Have you ever worried that you gave someone the wrong bill–maybe a ten rather than a dollar? With US currency, it is easy to make a mistake. After all, the US dollar bill, the five, the ten, the twenty, the fifty, the one hundred are mostly green, 6″ x 2 /2″, and they all have the Secretary of the Treasury’s signature.
Using Australian currency as an example, one expert suggests that varied size, different colors, user friendliness and durability are the basics of good currency design. With Australian currency, if you move up the currency ladder, from dollars to fives to tens, the notes get larger, maybe a centimeter each time. In your pocket, you can feel the size of your bills and know what you have. Colorful, the 5 dollar note is sort of lavender, the 10, bluish, 20 is orangy (sometimes called a lobster), 50 is green and yellow (occasionally referred to as the piney because of its pineapple resemblance). Instead of some linen and cotton, the Australians use a plastic-like polymer that lasts 4 times longer.

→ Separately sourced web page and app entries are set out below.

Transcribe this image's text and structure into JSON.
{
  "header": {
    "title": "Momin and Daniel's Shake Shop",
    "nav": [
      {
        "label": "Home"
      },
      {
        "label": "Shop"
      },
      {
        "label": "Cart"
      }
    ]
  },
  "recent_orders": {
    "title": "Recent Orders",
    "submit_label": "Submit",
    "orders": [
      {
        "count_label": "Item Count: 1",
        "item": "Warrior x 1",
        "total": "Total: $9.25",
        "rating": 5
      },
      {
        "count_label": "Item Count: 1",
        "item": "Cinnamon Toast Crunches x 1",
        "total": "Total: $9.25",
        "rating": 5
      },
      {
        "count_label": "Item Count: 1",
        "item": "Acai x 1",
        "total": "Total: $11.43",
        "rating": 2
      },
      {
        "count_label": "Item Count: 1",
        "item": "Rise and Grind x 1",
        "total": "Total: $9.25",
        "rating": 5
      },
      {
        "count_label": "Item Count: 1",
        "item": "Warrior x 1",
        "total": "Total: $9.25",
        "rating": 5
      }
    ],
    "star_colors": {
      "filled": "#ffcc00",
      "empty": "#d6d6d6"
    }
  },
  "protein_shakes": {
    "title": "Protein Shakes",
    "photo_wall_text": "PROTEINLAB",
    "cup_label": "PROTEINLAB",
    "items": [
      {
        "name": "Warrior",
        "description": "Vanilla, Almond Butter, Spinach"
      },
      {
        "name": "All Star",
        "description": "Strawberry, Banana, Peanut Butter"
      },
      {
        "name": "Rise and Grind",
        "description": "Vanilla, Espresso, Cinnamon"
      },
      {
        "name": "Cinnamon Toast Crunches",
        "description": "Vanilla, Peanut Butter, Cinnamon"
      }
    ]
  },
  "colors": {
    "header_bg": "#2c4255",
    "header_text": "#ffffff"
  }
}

Being so used to US currency, I wonder if we forget that it is dysfunctional. Or does it not matter because soon we won’t be using paper currency at all?
A wonderful podcast, 99% Invisible was my original currency design source. But for more, this NY TImes discussion from Richard Smith, perfectly describes why we need a newly designed currency and the site, “Room For Debate” looks at other coin and currency issues like the future of the penny and becoming cashless.